Computer Science Professor Joyce Crowell, Psychological Science Professor Pete Giordano and Religion Professor Steve Simpler presented “Taming the Professor: How Students Manage Professors.” They are members of the Belmont Faculty Improvement Group (FIG) that has worked on a variety of SoTL projects for more than two decades and has presented at several other Lilly conferences. Their 2013 presentation focused on how students try to manipulate such things as course assignments, grading, or due dates. Participants discussed ways to create hospitable classrooms that diminish adversarial relationships while upholding academic standards.
In an interactive panel presentation entitled “Getting Students to Care in the Common Core Classroom: Service Learning as an Engagement Strategy,” English Department faculty members Jason Lovvorn, Linda Holt and Charmion Gustke examined how service learning can be an effective student engagement strategy, particularly for core-curriculum classes. All three faculty members have multi-year scholarly research experiences with service learning pedagogy. As a conference panel, they each offered reflections on how service learning promotes student engagement in the classroom. The presentation provided conclusions and evidence regarding how service-learning outcomes square well with the goals of most core curricula.

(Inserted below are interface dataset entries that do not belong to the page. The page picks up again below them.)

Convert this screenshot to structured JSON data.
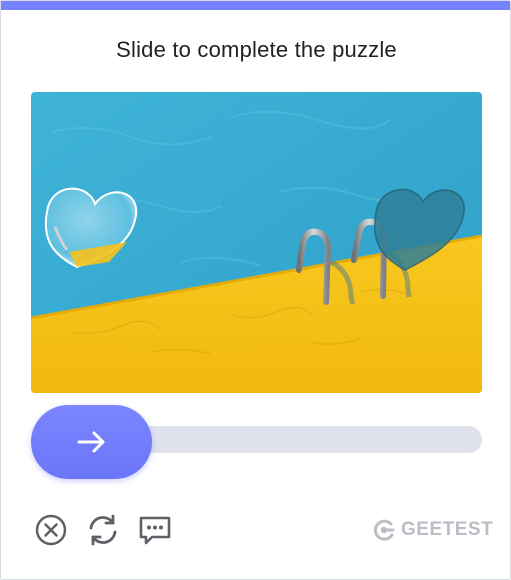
{
  "title": "Slide to complete the puzzle",
  "slider": {
    "icon": "arrow-right-icon",
    "progress": 0
  },
  "footer": {
    "close_icon": "close-circle-icon",
    "refresh_icon": "refresh-icon",
    "feedback_icon": "chat-dots-icon",
    "brand": "GEETEST",
    "brand_icon": "geetest-logo-icon"
  },
  "colors": {
    "accent": "#7681ff",
    "track": "#dfe2ec",
    "pool_water": "#3aaed3",
    "pool_deck": "#f7c21e",
    "icon_gray": "#5f5f66",
    "brand_gray": "#bcbcc4"
  }
}
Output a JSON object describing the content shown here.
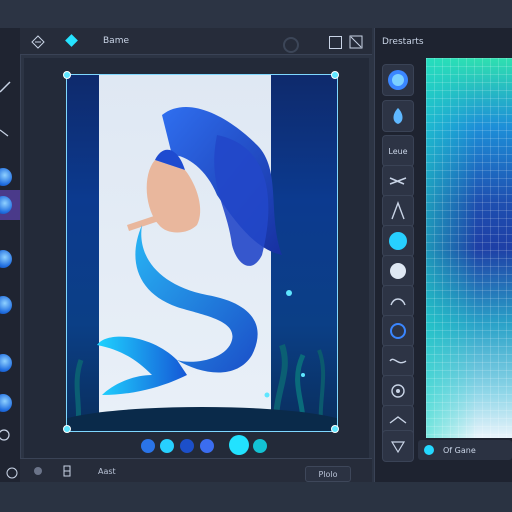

Alison Moore and Rachel Rigsby, both chemistry faculty members and general education leaders, presented “How the BELL Core Does Multi-Disciplinary Learning Communities as the First Part of a Sophomore Year Experience.” Their presentation included recent observations from collaborative research that combined administrative and teaching experiences for both faculty members. In addition to laying out the basic framework and signature courses of the BELL Core at Belmont, they identified how learning communities have been incorporated as part of Belmont’s larger Sophomore Year Experience. This session explored both the logistical details of including learning communities in the core curriculum and the pedagogical pieces that make them successful academic experiences.
“Some Effective Activities and Strategies for Ending a Course,” presented by Mathematics and Teaching Center Professor Mike Pinter and Giordano, was designed so that participants would be able to implement ideas immediately as they conclude their fall semester courses. As output from their collaboration on SoTL topics that developed during service for each as Belmont’s Teaching Center director, they have presented regularly at the Lilly Conference over the last decade. To outline the significance of a good course ending, their 2013 presentation included pedagogical, cognitive, emotional and practical considerations for ending a course in ways that promote student learning. After hearing about approaches and activities used in some Belmont mathematics and psychology courses, participants had time to generate their specific course-ending ideas.
At the Lilly Conference, faculty scholars of teaching and learning from across the United States and several international educational institutions share innovative pedagogies and have vibrant discussions about questions and challenges associated with teaching and learning. The theme for the 2013 conference, held Nov. 21-24 at Miami University in Oxford, Ohio, was “Evidence-Based Teaching and Learning.”